When war broke out in 1939 he was commanding the Western Arab Corps in Darfur having seconded to the Sudan Defence Force, some years previously. On Italy’s entry into the war, he took his small army 600 miles east to Khartoum and thus on to Eritrea and Abyssinia, eventually taking up the terms of surrender with the Duke of Aosta. This incident took place in a rather unorthodox setting on top of a mountain, where he enjoyed an excellent lunch in the atmosphere of Floreat Etona, as both had been to the same school.
There was a short time in the desert, and then the long voyage back to England at the beginning of 1942 where he rejoined the 15/19th The Kings Royal Flussars as second in command. He trained with them until ordered to France in the middle of June 1944, where he was to make the County of London Yeomanry a going concern again after an armoured disaster in the Normandy bridgehead.
There followed Caen and the amalgamation of the 3rd/4th County of London Yeomanry, which was done under considerable pressure of time and with no factors calculated to ease the settling down the process of a newly-formed Regiment.
The cutting of the road south of Falaise marked the completion of one of the greatest victories of the war, and this was followed by the pursuit across France and Belgium, and the difficult months of early winter in Southern Flanders, slogging from canal to canal in a country entirely unsuited for tanks. In mid-February came the final operation to clear the country between the Mass and the Rhine. Almost immediately Bill was wounded and took no further part in the war.

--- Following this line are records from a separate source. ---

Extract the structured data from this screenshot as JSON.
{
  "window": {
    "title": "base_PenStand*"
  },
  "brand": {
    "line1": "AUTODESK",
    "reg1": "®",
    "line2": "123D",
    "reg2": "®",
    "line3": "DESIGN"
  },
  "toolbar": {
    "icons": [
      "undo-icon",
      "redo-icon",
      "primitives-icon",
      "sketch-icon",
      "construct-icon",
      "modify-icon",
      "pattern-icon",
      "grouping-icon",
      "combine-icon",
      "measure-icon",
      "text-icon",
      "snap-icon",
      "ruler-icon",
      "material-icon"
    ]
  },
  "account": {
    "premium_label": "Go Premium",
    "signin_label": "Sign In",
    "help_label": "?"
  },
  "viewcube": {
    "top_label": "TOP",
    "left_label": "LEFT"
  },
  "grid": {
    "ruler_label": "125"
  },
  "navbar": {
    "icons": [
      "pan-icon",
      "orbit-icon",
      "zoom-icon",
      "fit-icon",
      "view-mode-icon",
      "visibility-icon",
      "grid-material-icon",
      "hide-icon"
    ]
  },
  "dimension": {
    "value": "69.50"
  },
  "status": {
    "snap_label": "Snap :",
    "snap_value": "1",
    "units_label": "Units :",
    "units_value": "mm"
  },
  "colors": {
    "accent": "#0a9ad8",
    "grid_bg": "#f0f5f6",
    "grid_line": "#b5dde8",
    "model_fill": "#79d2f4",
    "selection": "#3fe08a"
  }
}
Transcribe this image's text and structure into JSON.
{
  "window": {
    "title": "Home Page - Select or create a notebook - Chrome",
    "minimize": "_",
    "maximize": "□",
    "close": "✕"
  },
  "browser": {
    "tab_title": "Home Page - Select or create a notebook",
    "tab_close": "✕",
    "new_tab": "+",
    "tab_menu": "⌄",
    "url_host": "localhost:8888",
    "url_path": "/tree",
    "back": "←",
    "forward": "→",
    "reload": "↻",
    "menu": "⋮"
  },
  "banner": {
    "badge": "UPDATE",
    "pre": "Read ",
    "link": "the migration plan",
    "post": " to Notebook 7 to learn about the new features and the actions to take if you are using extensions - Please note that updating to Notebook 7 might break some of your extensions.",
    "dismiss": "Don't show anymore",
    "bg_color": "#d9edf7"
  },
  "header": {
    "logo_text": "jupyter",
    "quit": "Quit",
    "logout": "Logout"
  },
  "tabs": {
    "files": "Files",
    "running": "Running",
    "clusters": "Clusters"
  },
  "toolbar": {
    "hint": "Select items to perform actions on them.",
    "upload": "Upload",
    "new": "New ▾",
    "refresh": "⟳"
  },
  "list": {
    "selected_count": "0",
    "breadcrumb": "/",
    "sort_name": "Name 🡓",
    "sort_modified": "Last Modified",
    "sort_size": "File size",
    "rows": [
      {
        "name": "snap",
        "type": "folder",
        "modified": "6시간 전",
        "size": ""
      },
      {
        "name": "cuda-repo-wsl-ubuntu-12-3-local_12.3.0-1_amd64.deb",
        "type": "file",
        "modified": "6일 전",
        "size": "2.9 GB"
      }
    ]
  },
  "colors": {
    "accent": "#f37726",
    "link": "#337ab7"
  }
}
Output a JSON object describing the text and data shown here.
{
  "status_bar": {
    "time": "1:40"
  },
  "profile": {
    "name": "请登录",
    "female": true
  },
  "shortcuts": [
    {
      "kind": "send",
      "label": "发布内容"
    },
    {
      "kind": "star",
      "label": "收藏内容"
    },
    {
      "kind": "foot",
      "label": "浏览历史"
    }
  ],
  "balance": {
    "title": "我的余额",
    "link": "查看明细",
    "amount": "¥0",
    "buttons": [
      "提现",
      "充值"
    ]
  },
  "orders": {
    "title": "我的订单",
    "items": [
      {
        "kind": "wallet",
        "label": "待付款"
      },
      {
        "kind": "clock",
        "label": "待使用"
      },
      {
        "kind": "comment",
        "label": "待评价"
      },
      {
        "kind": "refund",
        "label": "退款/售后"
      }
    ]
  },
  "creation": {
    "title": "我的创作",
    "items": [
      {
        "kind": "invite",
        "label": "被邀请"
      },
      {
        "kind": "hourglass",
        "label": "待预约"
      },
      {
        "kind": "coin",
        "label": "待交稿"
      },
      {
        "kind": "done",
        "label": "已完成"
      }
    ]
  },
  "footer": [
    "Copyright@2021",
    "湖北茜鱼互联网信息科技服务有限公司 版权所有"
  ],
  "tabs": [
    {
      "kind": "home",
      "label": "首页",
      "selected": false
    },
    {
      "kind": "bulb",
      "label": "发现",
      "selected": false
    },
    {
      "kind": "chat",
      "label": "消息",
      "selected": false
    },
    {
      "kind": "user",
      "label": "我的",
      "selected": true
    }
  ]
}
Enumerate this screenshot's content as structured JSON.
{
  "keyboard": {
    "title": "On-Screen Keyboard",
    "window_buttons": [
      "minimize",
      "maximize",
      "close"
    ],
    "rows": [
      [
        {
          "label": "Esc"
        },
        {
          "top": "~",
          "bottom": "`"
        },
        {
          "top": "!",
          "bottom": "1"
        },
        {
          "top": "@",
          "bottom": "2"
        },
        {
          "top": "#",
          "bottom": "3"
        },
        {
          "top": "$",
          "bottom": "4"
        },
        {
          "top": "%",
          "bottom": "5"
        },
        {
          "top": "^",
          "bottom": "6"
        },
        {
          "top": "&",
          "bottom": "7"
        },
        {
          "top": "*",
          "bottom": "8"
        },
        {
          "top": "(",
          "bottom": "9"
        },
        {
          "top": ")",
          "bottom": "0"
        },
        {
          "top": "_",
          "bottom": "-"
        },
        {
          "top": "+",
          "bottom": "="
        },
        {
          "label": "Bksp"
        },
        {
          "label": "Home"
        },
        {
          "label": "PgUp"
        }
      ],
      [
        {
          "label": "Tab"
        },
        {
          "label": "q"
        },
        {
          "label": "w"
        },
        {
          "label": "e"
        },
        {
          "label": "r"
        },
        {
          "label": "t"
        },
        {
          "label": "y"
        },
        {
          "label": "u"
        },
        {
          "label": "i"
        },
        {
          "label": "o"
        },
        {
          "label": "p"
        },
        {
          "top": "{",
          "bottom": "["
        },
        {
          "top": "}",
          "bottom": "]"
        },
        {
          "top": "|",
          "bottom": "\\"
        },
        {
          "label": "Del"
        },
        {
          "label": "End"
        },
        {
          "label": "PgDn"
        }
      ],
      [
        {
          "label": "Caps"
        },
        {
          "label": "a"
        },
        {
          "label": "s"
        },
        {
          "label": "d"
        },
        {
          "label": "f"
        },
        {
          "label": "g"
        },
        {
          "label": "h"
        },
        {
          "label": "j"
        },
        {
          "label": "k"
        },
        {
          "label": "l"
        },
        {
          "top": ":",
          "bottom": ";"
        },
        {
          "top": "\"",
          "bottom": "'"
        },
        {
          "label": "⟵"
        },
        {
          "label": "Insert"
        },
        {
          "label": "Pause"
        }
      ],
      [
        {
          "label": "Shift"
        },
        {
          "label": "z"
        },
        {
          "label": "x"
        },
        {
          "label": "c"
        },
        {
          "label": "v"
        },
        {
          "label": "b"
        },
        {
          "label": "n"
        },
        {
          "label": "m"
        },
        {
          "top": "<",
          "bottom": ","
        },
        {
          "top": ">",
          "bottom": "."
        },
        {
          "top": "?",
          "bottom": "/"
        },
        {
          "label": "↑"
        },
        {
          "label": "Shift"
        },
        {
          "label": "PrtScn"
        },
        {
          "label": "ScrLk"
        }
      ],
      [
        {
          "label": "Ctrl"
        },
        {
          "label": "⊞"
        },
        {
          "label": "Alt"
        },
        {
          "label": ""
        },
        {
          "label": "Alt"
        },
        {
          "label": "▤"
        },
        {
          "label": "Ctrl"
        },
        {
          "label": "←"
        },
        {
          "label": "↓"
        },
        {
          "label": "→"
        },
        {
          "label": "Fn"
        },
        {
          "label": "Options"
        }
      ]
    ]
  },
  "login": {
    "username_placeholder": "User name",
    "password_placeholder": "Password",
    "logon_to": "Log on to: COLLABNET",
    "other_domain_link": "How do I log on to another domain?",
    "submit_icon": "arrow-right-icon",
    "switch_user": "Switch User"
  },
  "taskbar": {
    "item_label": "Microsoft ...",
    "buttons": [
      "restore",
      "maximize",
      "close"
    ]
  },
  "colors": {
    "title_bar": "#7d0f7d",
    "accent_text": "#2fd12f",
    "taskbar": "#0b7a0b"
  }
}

For the rest of his life he was never wholly clear of troubles connected with the amputation of his leg in 1947, although when asked his wife could never remember which leg it was, he made so light of it all. He went to Berlin in the summer of 1946 where he served with the Military Government for three years.
He admired the courage, and the sense of humour, somewhat allied to our cockney humour, of the people of Berlin, during those hard years and would always try to give help where it was needed and deserved.
Bill took over command of the 7th Queen’s Own Hussars in Barnard Castle where the Regiment had been carrying out a Territorial Army Assistance rôle.
He organised the move to Germany and always thinking ahead collected the nucleus of a Regimental pig farm and had a double-decker trailer made to fit behind his car. The Customs Officers were slightly nonplussed when they went to examine this trailer neatly packed with ducks and pigs.
With his great personality, enormous courage and unlimited interest and zest for life Bill had the 7th Hussars manoeuvring over most of North Germany in no time.
He never spared himself, played polo, shot and put up an incredible display of show jumping. In spite of his disability, it was difficult to keep up with him. A natural leader it was an experience and a pleasure to serve under him.